## Work item
Read through the listing below and return only the lines containing "Violin".

## Provided data

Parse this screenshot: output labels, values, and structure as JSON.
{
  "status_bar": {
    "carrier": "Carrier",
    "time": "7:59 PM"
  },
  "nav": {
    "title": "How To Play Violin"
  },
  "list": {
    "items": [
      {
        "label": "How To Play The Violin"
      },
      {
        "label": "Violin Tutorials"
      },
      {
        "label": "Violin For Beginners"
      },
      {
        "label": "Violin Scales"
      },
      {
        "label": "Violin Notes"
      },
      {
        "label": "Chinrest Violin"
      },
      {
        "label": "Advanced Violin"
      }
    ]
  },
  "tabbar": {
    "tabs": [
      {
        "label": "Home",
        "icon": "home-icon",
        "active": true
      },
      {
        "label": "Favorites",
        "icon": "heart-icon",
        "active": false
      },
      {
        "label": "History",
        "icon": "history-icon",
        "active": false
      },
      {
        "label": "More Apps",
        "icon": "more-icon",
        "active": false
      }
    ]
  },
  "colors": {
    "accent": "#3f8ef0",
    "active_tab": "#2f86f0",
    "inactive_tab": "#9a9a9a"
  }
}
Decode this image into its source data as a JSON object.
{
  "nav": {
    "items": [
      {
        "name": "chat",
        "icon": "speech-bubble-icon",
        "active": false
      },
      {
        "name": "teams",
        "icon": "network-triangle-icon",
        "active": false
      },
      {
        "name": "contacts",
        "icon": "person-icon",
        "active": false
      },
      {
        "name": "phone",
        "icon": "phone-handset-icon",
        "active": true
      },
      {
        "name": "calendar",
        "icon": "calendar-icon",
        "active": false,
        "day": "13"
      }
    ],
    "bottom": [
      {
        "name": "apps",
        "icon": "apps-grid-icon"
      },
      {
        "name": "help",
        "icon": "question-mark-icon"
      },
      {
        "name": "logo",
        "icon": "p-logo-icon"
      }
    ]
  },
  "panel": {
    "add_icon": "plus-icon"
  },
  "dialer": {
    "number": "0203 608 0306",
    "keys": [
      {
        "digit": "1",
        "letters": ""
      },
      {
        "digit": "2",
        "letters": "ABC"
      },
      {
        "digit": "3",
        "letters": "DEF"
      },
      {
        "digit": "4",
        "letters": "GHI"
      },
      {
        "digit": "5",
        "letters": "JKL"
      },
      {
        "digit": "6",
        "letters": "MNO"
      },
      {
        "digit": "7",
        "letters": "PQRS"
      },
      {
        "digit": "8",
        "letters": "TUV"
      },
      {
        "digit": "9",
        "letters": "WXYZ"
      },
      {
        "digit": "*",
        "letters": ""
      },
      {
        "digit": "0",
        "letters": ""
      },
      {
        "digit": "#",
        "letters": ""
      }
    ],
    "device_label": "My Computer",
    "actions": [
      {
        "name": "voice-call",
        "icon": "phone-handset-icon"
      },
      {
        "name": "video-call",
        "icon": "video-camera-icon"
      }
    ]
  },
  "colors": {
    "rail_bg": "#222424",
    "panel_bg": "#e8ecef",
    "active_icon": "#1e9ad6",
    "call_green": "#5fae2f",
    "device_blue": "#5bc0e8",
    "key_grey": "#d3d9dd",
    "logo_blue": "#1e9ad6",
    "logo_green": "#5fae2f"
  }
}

## Response to the exercise
    "title": "How To Play Violin"
        "label": "How To Play The Violin"
        "label": "Violin Tutorials"
        "label": "Violin For Beginners"
        "label": "Violin Scales"
        "label": "Violin Notes"
        "label": "Chinrest Violin"
        "label": "Advanced Violin"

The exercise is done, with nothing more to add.